It's probably safe to say that nobody goes into this business for the glory. Managing a warehouse or running an industrial plant may be far more important than a lot of jobs, but they definitely lack cachet. Small children dream of becoming fire fighters or ballet dancers, not warehouse supervisors. Ambitious MBA students choose concentrations in finance or entrepreneurship, not something as pedestrian as distribution. As far as Americans are concerned, distribution is something that happens behind the scenes, and they're happy to have it stay that way.
Why should you care whether the world sees your work as a less than glamorous endeavor? Well, suppose I said such work is indispensable to a modern economy? Suppose I added that without what you do, the engines of commerce would shut down? Suppose we point out that without your part of the business, there would be no movies, television, airplanes, or cars? That schools and supermarkets would be forced to close? It's true. If you don't work, nobody else works.
So how is that Hollywood and Washington, D.C., have all the glamour? What would happen if those two towns shut down? It wouldn't be nearly as much of a problem for the rest of America or the rest of the world.

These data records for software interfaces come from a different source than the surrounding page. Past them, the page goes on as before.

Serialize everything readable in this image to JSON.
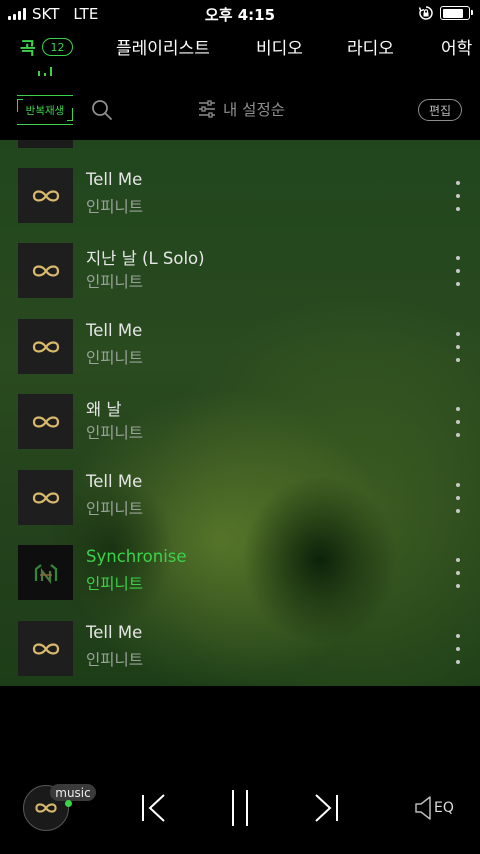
{
  "status": {
    "carrier": "SKT",
    "network": "LTE",
    "time": "오후 4:15"
  },
  "tabs": [
    {
      "label": "곡",
      "active": true,
      "count": "12"
    },
    {
      "label": "플레이리스트"
    },
    {
      "label": "비디오"
    },
    {
      "label": "라디오"
    },
    {
      "label": "어학"
    }
  ],
  "toolbar": {
    "repeat_label": "반복재생",
    "sort_label": "내 설정순",
    "edit_label": "편집"
  },
  "songs": [
    {
      "title": "Tell Me",
      "artist": "인피니트",
      "playing": false
    },
    {
      "title": "지난 날 (L Solo)",
      "artist": "인피니트",
      "playing": false
    },
    {
      "title": "Tell Me",
      "artist": "인피니트",
      "playing": false
    },
    {
      "title": "왜 날",
      "artist": "인피니트",
      "playing": false
    },
    {
      "title": "Tell Me",
      "artist": "인피니트",
      "playing": false
    },
    {
      "title": "Synchronise",
      "artist": "인피니트",
      "playing": true
    },
    {
      "title": "Tell Me",
      "artist": "인피니트",
      "playing": false
    }
  ],
  "player": {
    "badge": "music",
    "eq_label": "EQ"
  },
  "colors": {
    "accent": "#3cd24a",
    "logo_gold": "#d9b96b"
  }
}
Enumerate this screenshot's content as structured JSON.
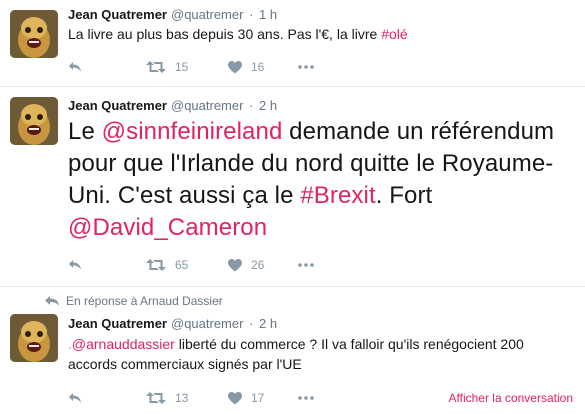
{
  "colors": {
    "accent": "#e0245e",
    "muted": "#657786",
    "icon": "#8899a6"
  },
  "tweets": [
    {
      "author": {
        "name": "Jean Quatremer",
        "handle": "@quatremer"
      },
      "separator": "·",
      "time": "1 h",
      "text_before": "La livre au plus bas depuis 30 ans. Pas l'€, la livre ",
      "hashtag": "#olé",
      "retweets": "15",
      "likes": "16"
    },
    {
      "author": {
        "name": "Jean Quatremer",
        "handle": "@quatremer"
      },
      "separator": "·",
      "time": "2 h",
      "text": {
        "p1": "Le ",
        "mention1": "@sinnfeinireland",
        "p2": " demande un référendum pour que l'Irlande du nord quitte le Royaume-Uni. C'est aussi ça le ",
        "hashtag": "#Brexit",
        "p3": ". Fort ",
        "mention2": "@David_Cameron"
      },
      "retweets": "65",
      "likes": "26"
    },
    {
      "context": "En réponse à Arnaud Dassier",
      "author": {
        "name": "Jean Quatremer",
        "handle": "@quatremer"
      },
      "separator": "·",
      "time": "2 h",
      "text": {
        "dot": ".",
        "mention": "@arnauddassier",
        "rest": " liberté du commerce ? Il va falloir qu'ils renégocient 200 accords commerciaux signés par l'UE"
      },
      "retweets": "13",
      "likes": "17",
      "show_conversation": "Afficher la conversation"
    }
  ],
  "icons": [
    "reply-icon",
    "retweet-icon",
    "heart-icon",
    "more-icon",
    "reply-context-icon"
  ]
}
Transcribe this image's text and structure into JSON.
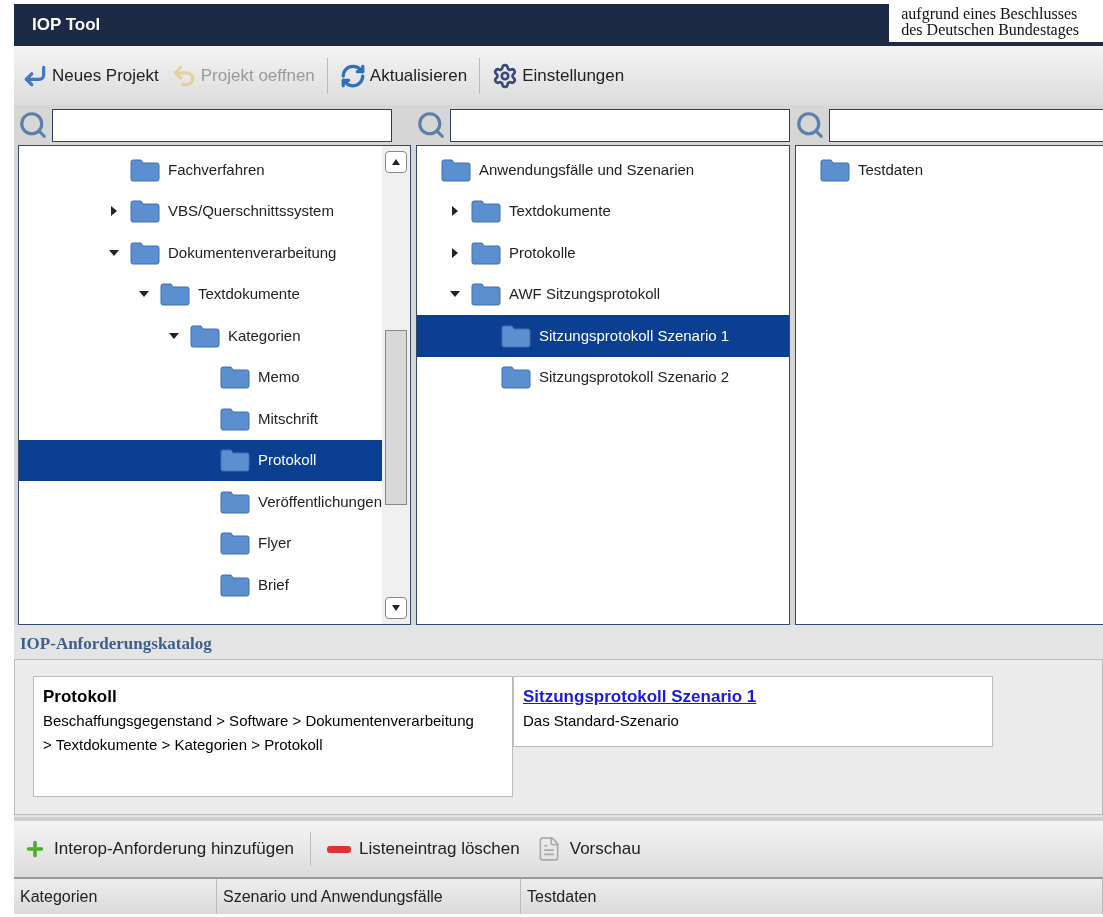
{
  "window": {
    "title": "IOP Tool"
  },
  "badge": {
    "lines": [
      "aufgrund eines Beschlusses",
      "des Deutschen Bundestages"
    ]
  },
  "toolbar": [
    {
      "label": "Neues Projekt",
      "kind": "new",
      "disabled": false
    },
    {
      "label": "Projekt oeffnen",
      "kind": "open",
      "disabled": true
    },
    {
      "label": "Aktualisieren",
      "kind": "refresh",
      "disabled": false
    },
    {
      "label": "Einstellungen",
      "kind": "settings",
      "disabled": false
    }
  ],
  "panels": [
    {
      "scrollbar": true,
      "items": [
        {
          "label": "Fachverfahren",
          "selected": false
        },
        {
          "label": "VBS/Querschnittssystem",
          "selected": false,
          "expanded": false
        },
        {
          "label": "Dokumentenverarbeitung",
          "selected": false,
          "expanded": true,
          "children": [
            {
              "label": "Textdokumente",
              "selected": false,
              "expanded": true,
              "children": [
                {
                  "label": "Kategorien",
                  "selected": false,
                  "expanded": true,
                  "children": [
                    {
                      "label": "Memo",
                      "selected": false
                    },
                    {
                      "label": "Mitschrift",
                      "selected": false
                    },
                    {
                      "label": "Protokoll",
                      "selected": true
                    },
                    {
                      "label": "Veröffentlichungen",
                      "selected": false
                    },
                    {
                      "label": "Flyer",
                      "selected": false
                    },
                    {
                      "label": "Brief",
                      "selected": false
                    }
                  ]
                }
              ]
            }
          ]
        }
      ]
    },
    {
      "scrollbar": false,
      "items": [
        {
          "label": "Anwendungsfälle und Szenarien",
          "selected": false,
          "children": [
            {
              "label": "Textdokumente",
              "selected": false,
              "expanded": false
            },
            {
              "label": "Protokolle",
              "selected": false,
              "expanded": false
            },
            {
              "label": "AWF Sitzungsprotokoll",
              "selected": false,
              "expanded": true,
              "children": [
                {
                  "label": "Sitzungsprotokoll Szenario 1",
                  "selected": true
                },
                {
                  "label": "Sitzungsprotokoll Szenario 2",
                  "selected": false
                }
              ]
            }
          ]
        }
      ]
    },
    {
      "scrollbar": false,
      "items": [
        {
          "label": "Testdaten",
          "selected": false
        }
      ]
    }
  ],
  "catalog": {
    "title": "IOP-Anforderungskatalog",
    "cards": [
      {
        "kind": "category",
        "title": "Protokoll",
        "text": "Beschaffungsgegenstand > Software > Dokumentenverarbeitung > Textdokumente > Kategorien > Protokoll"
      },
      {
        "kind": "scenario",
        "title": "Sitzungsprotokoll Szenario 1",
        "text": "Das Standard-Szenario"
      }
    ]
  },
  "actions": [
    {
      "label": "Interop-Anforderung hinzufügen",
      "kind": "add"
    },
    {
      "label": "Listeneintrag löschen",
      "kind": "delete"
    },
    {
      "label": "Vorschau",
      "kind": "preview"
    }
  ],
  "table": {
    "columns": [
      "Kategorien",
      "Szenario und Anwendungsfälle",
      "Testdaten"
    ]
  }
}
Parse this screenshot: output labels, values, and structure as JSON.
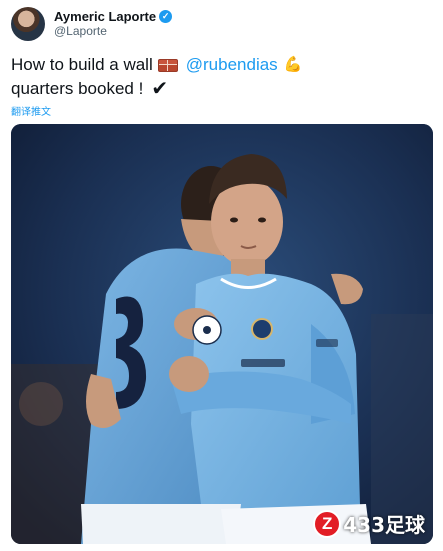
{
  "author": {
    "name": "Aymeric Laporte",
    "handle": "@Laporte"
  },
  "tweet": {
    "line1_text": "How to build a wall",
    "mention": "@rubendias",
    "line2_text": "quarters booked !"
  },
  "translate_link": "翻译推文",
  "watermark": {
    "badge": "Z",
    "text": "433足球"
  },
  "colors": {
    "link": "#1d9bf0",
    "jersey_blue": "#6cabdd",
    "watermark_red": "#e21d25"
  },
  "icons": [
    "verified-badge-icon",
    "brick-emoji-icon",
    "flexed-biceps-emoji-icon",
    "check-mark-icon"
  ]
}
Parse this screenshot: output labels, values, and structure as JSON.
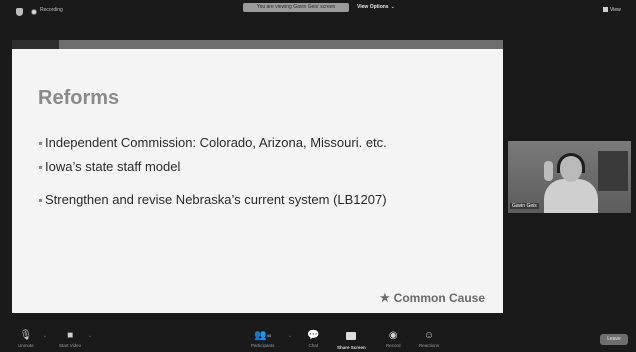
{
  "topbar": {
    "recording_label": "Recording",
    "viewing_text": "You are viewing Gavin Geis' screen",
    "view_options_label": "View Options",
    "view_label": "View"
  },
  "slide": {
    "title": "Reforms",
    "bullets": [
      "Independent Commission: Colorado, Arizona, Missouri. etc.",
      "Iowa’s state staff model",
      "Strengthen and revise Nebraska’s current system (LB1207)"
    ],
    "brand": "Common Cause"
  },
  "video": {
    "participant_name": "Gavin Geis"
  },
  "toolbar": {
    "unmute_label": "Unmute",
    "start_video_label": "Start Video",
    "participants_label": "Participants",
    "participants_count": "40",
    "chat_label": "Chat",
    "share_screen_label": "Share Screen",
    "record_label": "Record",
    "reactions_label": "Reactions",
    "leave_label": "Leave"
  }
}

Let's face it. The field has an image problem, and the consequences go well beyond the practitioners' self esteem. The lack of status—glamour, if you will—is a big part of the reason why we have so much trouble attracting highly skilled and highly motivated workers. Perhaps the fastest-growing import into this country is young software engineers and technicians who have the training needed for jobs in industry in general and distribution in particular. The want ads are proof enough that industry and distribution are in need of far more young people than they attract. No status, no attraction.
It seems to me that we're partially responsible for the muddle we're in. We need to speak up and out to the rest of the nation. We need to register our pride. We have every reason to be exceptionally proud of what we do. Why not show it? You rarely see anyone from this industry hit the speaking circuit—universities, school board meetings, television talk shows, and other venues. Why not?
Another part of the problem is the ignorance of the general public about the crucial nature of our work. Here we need to confront and address, wherever and whenever possible, the lack of awareness about industry, warehousing, and business in general. Next time you read a blistering letter to the editor about your industry, respond and respond forcefully. Next time you hear a politician say something completely misguided about your industry, respond and respond forcefully.
Survey after survey has shown that young people believe the rewards are far greater in jobs outside of industry and industrial distribution. They dream of careers in law, medicine, and the movies. They see our world as boring, soulless, dirty, poorly paid, and lacking a future. Not so, you say. And you're right. So we need to correct this misunderstanding. Your work is actually exciting, fulfilling, international, and essential in today's global economy. It can even be called fun.
It's time to engage the rest of the country in a more positive way about our work. It's crucial. It's important. It's interesting and dynamic. We all know that. We need to say so!
You and your colleagues, your company, and your business have every reason to stand tall and hold your heads high. Why not take your message out into your community and the world at large? You'll have the satisfaction of knowing you've made a difference in someone's life by opening the doors to an exciting and fulfilling career. And you may even get the respect you deserve.